Half of all trafficking victims are children under the age of 18. These young victims often become the pawns of the sex tourism industry, and they, as President Bush has said, and I quote, "see little of life before they see the worst of life," end quote.
On January 10, President Bush signed the Trafficking Victims Protection Reauthorization Act. This new law, and the $20 million he requested in the 2007 budget, will fund grants to state and local law enforcement to improve programs to investigate and prosecute human trafficking cases. An additional $1.5 million requested by the President will be used for grants to state and local governments for victims' services programs for victims of severe forms of trafficking.
Later this year, we'll be adding 10 more task forces to the 32 task forces we have in place to combat trafficking and the many crimes it breeds.
We also have task forces around the country to combat Internet Crimes Against Children. The President is requesting $15.4 million to continue these efforts. The ICAC Task Forces are incredibly effective. And, since 1998 when ICAC was created, the task force operations have led to nearly 6,000 arrests nationwide and to forensic exams of more than 23,000 computers.
I know that I've touched on just a few of the areas where we work together.

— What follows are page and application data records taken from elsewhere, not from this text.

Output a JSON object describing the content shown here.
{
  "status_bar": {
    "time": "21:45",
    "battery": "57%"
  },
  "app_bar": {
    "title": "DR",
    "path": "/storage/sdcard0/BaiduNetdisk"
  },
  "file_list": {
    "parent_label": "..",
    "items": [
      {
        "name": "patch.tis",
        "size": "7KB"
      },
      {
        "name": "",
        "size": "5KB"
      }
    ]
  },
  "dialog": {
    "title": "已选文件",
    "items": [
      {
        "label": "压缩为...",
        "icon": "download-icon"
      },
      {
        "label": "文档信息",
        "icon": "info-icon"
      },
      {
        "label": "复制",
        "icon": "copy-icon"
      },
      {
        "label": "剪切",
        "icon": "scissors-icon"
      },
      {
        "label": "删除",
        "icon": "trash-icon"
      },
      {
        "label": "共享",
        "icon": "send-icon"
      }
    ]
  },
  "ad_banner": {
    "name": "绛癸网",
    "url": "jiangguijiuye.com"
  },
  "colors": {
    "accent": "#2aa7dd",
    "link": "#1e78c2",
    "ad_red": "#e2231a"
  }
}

There are many more that are important, too.
For example, we will continue to work with you to improve homicide investigation capabilities and increase homicide clearance rates; share information; respond to emerging issues, such as preparing for a possible pandemic or bioterror attack; and, foster leadership in law enforcement.
We look forward to continuing to work together so we can build on the progress that we've made together.